Stored dataset items
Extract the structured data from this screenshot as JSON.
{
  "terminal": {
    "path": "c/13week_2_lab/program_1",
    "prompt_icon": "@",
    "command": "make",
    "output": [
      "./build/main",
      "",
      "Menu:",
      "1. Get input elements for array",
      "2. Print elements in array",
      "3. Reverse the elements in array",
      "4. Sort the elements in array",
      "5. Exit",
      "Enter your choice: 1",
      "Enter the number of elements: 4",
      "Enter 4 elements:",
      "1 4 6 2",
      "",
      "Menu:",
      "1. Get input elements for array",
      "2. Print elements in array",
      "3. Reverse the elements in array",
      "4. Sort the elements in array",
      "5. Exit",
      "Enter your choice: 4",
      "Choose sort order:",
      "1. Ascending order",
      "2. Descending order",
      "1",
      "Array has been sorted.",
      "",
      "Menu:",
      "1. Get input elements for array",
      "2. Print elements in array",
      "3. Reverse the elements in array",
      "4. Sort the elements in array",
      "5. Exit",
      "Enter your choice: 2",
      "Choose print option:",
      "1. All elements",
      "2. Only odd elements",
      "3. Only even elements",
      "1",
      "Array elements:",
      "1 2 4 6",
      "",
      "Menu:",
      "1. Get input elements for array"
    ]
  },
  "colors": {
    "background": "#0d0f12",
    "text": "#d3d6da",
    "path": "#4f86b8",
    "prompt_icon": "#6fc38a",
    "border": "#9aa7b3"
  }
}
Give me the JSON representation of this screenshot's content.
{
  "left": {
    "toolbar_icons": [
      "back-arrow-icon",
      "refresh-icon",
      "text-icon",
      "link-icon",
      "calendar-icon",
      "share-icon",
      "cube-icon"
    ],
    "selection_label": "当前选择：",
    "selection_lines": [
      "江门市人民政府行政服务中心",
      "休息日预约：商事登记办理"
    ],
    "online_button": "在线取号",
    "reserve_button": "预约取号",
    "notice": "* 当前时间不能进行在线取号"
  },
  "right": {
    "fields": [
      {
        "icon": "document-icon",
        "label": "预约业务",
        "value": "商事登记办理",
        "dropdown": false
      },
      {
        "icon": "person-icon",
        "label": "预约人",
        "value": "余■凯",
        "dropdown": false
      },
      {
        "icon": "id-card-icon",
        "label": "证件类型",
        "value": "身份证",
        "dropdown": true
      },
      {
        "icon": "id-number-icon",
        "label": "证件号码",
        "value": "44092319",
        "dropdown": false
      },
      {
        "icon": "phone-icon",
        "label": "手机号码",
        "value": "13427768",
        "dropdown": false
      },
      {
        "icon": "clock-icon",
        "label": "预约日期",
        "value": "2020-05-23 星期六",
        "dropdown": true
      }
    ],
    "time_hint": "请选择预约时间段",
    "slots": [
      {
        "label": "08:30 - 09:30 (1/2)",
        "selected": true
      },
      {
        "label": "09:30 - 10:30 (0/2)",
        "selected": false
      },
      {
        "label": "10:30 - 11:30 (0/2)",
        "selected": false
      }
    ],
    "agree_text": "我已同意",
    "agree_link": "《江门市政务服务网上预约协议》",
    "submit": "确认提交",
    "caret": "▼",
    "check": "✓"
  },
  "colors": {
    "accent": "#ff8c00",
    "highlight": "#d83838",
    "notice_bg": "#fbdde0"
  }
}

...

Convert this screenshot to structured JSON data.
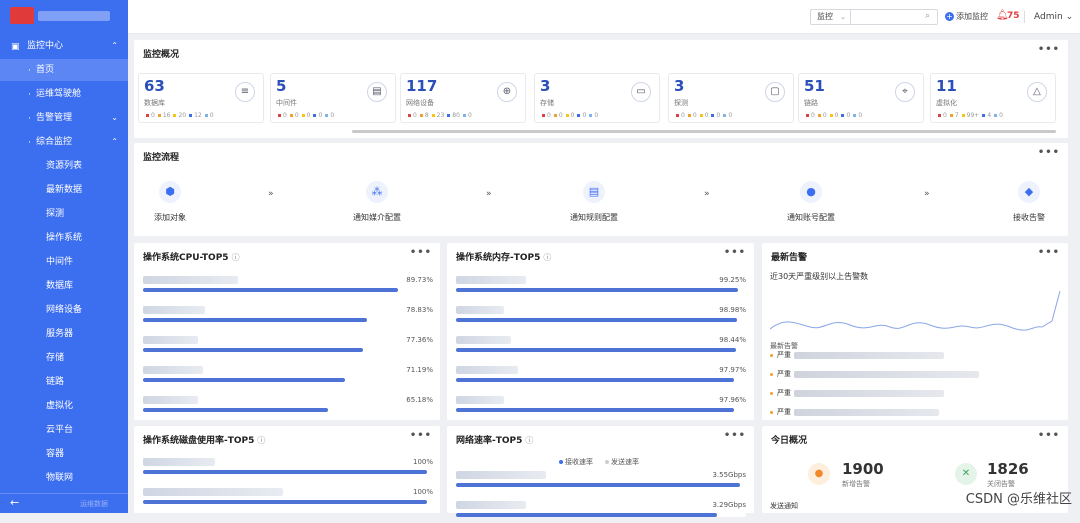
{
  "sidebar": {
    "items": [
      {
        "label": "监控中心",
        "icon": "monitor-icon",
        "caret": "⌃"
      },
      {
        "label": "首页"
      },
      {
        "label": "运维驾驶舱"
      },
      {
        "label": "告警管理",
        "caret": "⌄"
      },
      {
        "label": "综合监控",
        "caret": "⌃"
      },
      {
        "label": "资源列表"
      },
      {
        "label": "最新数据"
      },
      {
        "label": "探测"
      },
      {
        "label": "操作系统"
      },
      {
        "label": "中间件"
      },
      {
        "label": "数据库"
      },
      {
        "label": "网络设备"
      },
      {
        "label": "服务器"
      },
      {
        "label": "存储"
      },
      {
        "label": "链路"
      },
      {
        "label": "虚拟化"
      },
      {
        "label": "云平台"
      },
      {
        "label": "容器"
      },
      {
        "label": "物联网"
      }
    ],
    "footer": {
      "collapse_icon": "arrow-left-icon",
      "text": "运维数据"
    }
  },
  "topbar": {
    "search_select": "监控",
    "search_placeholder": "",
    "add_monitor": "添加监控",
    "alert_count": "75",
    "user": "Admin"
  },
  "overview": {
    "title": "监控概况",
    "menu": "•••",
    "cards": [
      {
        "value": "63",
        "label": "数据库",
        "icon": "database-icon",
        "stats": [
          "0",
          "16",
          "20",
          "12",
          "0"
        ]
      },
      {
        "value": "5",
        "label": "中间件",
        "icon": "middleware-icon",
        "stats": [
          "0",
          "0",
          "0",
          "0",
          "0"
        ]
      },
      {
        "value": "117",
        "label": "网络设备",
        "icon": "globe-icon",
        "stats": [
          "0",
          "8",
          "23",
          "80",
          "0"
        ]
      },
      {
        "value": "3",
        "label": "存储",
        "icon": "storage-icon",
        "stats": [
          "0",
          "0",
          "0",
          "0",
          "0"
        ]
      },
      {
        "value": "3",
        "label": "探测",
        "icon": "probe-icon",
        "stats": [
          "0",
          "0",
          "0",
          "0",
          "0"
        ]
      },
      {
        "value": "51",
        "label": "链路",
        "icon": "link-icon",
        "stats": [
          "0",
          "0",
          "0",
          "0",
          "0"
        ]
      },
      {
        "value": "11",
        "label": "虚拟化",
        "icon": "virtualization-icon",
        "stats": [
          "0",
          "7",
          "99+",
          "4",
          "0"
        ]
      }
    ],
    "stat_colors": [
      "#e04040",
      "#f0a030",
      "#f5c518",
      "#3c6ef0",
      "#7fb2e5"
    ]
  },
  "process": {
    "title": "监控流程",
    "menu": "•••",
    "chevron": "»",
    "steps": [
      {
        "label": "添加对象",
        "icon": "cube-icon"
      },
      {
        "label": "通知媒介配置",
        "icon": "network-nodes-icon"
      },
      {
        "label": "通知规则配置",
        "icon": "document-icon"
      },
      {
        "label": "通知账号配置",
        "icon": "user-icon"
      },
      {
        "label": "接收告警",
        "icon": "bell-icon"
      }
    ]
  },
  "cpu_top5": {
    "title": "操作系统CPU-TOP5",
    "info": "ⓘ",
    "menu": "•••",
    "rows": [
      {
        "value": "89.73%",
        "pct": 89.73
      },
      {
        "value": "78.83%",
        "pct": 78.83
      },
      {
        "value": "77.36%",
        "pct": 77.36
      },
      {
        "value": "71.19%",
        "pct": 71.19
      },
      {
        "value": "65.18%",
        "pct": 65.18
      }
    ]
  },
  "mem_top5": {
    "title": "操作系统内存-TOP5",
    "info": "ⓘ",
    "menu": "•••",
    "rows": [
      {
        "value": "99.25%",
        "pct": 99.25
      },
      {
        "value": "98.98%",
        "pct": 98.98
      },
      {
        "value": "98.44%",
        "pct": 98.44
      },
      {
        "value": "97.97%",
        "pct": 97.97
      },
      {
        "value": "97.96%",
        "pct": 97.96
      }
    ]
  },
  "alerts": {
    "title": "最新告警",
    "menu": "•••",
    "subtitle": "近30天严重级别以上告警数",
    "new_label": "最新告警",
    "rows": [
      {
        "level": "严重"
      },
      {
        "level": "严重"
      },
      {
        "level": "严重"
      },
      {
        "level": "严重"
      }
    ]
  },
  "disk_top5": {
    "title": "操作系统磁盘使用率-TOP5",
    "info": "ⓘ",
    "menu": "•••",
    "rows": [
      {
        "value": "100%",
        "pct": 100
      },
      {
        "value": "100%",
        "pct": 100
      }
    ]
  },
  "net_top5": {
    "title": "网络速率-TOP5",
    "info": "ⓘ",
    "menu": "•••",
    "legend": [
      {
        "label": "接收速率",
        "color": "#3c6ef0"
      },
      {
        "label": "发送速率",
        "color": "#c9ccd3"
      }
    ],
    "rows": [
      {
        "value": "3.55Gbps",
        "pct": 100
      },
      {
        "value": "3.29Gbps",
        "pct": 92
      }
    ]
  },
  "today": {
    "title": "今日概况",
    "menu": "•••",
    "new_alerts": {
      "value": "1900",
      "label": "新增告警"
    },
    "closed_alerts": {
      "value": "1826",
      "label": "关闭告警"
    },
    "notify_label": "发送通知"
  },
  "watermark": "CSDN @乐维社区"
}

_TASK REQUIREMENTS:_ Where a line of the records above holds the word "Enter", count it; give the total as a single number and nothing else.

_RESULT BELOW:_ 5